Not every sacrifice to sanctify G-d’s name comes from the desire to do good. There’s a whole chapter in the Torah about the “Maapilim” the forceful climbers that displayed sacrifice that wasn’t what G-d wanted. (Numbers 14, 39-45) The evil inclination with his cleverness tries to get us to fall not through regular base desires but rather in the opposite direction to more devout mitzvah performance. The Chafetz Chaim says; “he turns himself to the right strengthening a person to keep a certain desirable trait to an exaggerated degree and more than he is naturally capable of, in order to catch him and sway him away from that trait all together. For example in Torah learning; when the evil inclination sees this man desires to learn Torah, he won’t fight that desire rather he’ll intensify it to the point he’ll learn day and night and neglect himself and run himself into the ground. In that way the evil inclination will get this man to cease all Torah learning. This is true in all other holy traits. But the truth is that the way of the Torah is the middle path, as the Rambam says in the laws of traits (Deot),” concludes the Chafetz Chaim explaining, that is why the evil inclination is like a fly that sits on the entrance to both sides of our heart, to get us either by preventing doing mitzvoth or by exaggerating doing them. Rabbi Nachman of Breslov also talks of the evil inclination that dresses in mitzvoth. (Likutei Moharan, Torah 1 and Likutei Halachot, Terumot and Maasrot 3)

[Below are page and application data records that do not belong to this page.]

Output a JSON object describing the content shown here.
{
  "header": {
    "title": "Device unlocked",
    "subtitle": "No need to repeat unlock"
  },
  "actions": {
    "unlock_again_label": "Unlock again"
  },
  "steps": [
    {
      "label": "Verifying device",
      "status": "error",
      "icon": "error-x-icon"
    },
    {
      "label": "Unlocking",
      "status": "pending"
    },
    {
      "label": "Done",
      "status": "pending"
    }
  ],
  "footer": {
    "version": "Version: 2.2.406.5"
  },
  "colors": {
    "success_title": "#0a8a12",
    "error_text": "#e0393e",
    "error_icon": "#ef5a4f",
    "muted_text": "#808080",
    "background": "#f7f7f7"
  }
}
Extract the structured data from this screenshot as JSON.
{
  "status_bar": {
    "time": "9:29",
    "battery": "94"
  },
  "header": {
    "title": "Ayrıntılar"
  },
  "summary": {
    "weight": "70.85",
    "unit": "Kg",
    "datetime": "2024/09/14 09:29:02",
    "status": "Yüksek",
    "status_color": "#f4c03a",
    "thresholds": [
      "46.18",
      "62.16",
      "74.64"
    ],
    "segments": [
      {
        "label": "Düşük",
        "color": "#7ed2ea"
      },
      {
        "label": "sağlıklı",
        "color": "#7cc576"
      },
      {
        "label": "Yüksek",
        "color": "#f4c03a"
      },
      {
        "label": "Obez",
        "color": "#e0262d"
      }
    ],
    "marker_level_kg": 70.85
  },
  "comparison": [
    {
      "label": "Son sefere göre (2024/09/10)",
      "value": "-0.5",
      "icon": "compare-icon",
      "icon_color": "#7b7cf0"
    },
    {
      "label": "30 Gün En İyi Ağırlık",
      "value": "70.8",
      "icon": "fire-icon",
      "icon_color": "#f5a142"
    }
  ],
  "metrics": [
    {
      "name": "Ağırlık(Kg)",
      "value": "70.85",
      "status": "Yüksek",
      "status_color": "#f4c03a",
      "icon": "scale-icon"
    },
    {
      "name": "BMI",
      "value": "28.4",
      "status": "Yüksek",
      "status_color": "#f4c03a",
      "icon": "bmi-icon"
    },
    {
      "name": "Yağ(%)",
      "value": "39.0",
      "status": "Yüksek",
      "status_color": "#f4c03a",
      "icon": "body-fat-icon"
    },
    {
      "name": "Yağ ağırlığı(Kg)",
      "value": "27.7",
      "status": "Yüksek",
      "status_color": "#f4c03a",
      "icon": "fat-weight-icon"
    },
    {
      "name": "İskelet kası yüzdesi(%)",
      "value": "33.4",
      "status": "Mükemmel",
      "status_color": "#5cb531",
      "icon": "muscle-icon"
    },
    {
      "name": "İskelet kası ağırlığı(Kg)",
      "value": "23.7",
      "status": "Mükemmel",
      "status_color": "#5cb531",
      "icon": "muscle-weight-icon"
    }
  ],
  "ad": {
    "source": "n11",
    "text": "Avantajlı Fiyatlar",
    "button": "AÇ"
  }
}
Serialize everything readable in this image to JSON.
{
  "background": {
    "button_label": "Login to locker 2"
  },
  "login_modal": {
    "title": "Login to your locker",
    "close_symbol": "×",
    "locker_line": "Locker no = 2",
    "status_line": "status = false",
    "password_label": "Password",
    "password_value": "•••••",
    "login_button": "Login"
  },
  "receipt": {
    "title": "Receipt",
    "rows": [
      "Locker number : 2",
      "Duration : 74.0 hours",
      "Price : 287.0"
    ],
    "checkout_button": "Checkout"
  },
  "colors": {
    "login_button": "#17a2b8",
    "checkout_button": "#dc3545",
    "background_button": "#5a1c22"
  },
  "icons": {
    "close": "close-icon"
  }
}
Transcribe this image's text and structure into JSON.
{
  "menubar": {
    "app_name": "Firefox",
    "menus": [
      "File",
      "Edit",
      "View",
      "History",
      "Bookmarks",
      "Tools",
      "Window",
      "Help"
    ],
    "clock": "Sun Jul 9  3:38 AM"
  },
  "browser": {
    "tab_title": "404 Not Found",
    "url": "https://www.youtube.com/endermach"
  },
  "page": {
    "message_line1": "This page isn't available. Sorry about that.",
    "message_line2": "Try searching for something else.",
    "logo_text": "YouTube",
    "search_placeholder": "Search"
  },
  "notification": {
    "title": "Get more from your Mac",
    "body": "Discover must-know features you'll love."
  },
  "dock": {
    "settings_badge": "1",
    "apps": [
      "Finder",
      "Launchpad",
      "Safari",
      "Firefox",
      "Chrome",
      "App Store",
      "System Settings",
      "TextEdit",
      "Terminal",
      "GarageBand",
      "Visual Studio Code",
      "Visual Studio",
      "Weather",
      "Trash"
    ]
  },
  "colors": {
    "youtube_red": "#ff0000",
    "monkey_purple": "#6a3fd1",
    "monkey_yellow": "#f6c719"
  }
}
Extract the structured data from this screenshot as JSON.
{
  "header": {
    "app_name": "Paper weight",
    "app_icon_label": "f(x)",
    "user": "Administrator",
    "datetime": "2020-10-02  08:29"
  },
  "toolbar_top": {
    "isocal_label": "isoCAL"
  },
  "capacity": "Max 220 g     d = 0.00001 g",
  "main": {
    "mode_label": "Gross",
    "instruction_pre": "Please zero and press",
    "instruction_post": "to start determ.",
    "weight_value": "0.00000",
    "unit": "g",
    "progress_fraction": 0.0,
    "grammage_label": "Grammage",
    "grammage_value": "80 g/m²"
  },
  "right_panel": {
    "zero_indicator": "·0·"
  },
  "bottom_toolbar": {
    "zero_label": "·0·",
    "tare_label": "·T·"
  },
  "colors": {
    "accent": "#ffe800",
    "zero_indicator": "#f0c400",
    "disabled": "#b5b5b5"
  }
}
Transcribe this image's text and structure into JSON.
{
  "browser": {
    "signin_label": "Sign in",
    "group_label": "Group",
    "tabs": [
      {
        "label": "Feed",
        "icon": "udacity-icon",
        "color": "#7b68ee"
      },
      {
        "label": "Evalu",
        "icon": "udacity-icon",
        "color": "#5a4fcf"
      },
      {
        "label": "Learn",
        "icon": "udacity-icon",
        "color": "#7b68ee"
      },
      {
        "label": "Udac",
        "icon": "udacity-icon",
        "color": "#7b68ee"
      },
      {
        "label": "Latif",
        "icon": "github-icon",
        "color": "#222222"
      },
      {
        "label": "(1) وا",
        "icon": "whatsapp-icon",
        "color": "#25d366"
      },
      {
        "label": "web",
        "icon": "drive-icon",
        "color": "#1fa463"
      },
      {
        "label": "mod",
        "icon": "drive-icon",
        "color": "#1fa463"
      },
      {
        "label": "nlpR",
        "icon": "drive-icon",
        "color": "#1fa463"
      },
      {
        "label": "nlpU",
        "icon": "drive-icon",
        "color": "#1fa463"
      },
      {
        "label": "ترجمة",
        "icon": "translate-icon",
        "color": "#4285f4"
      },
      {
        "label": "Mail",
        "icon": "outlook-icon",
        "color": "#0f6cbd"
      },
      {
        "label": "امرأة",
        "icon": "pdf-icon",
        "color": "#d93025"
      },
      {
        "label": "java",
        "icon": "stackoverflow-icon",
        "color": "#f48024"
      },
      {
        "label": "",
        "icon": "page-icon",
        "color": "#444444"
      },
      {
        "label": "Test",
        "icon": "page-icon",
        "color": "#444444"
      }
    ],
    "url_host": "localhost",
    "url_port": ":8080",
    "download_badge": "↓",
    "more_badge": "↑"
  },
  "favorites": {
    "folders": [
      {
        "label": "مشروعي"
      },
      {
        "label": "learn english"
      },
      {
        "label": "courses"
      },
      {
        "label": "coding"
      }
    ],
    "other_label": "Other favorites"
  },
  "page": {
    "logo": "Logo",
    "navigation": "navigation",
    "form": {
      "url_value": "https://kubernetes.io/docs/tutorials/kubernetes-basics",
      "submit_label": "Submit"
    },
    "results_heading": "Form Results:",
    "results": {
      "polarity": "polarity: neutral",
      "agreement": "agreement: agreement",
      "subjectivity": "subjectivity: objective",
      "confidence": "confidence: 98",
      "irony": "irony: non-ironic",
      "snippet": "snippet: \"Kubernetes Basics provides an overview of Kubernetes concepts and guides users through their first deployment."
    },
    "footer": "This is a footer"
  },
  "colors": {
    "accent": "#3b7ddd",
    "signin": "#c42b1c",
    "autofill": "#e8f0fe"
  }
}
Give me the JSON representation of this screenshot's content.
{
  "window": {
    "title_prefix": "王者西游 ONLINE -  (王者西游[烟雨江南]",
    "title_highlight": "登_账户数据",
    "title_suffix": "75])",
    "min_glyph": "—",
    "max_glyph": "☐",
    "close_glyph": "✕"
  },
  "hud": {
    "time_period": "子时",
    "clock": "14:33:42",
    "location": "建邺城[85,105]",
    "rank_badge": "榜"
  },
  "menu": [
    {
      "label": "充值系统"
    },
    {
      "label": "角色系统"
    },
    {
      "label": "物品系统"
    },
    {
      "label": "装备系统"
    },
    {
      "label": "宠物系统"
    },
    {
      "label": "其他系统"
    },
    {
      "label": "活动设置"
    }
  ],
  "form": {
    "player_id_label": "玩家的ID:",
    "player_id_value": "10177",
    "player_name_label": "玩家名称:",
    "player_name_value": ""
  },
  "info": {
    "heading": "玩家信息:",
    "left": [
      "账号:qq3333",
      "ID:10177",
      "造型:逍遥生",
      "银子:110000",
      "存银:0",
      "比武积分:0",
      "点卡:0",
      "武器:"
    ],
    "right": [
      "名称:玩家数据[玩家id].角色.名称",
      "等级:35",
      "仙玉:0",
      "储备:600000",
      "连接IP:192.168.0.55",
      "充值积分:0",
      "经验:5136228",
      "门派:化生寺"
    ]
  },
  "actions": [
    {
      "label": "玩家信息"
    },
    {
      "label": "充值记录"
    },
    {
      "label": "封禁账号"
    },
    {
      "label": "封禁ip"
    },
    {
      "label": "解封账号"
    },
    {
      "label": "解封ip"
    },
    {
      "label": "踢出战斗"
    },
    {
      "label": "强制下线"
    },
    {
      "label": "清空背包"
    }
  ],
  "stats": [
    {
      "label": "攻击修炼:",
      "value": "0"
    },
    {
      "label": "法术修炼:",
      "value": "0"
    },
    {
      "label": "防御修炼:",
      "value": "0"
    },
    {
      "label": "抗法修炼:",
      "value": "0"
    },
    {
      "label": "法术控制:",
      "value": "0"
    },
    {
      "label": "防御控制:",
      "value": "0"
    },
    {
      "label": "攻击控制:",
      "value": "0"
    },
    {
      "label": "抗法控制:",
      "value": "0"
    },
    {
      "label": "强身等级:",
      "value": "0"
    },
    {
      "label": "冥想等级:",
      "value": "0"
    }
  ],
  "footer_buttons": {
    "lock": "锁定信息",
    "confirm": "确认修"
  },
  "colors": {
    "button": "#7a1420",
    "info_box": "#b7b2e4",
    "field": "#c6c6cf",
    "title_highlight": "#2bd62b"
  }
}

A Boxing Match
This is also a phenomena found in beginner baalei teshuva. Because of their great desire to learn and make up for lost knowledge, they sometimes jump above their level and have a tendency to spar as in a boxing match with other baalei teshuva to show how devout, religious or righteous they are. This is an understandable behavior of baalei teshuva in early stages and a new baal teshuva needs to find ways to stop his boxing matches and to start encouraging others and see the good in others, because that’s really our job!
When a builder builds a wall he takes out a level to see if it is coming out straight. When a person is doing spiritual building how can he see if it’s coming out straight and balanced? G-d doesn’t really send e mails or feedback so how do you know? Our holy books write that there is a way to know: through his domestic harmony getting along with his wife, and through educating his children. Generally speaking, if his house is running pleasantly and with happiness, he is in the right direction. Someone whose domestic situation is in upheaval at home, what he says is rejected or the Shabbat table ends with explosions should know these are signs something went crooked. It is natural that there will be challenges and trials, but don’t settle for this situation and seek guidance on how to succeed straightening it out and going back to the true path.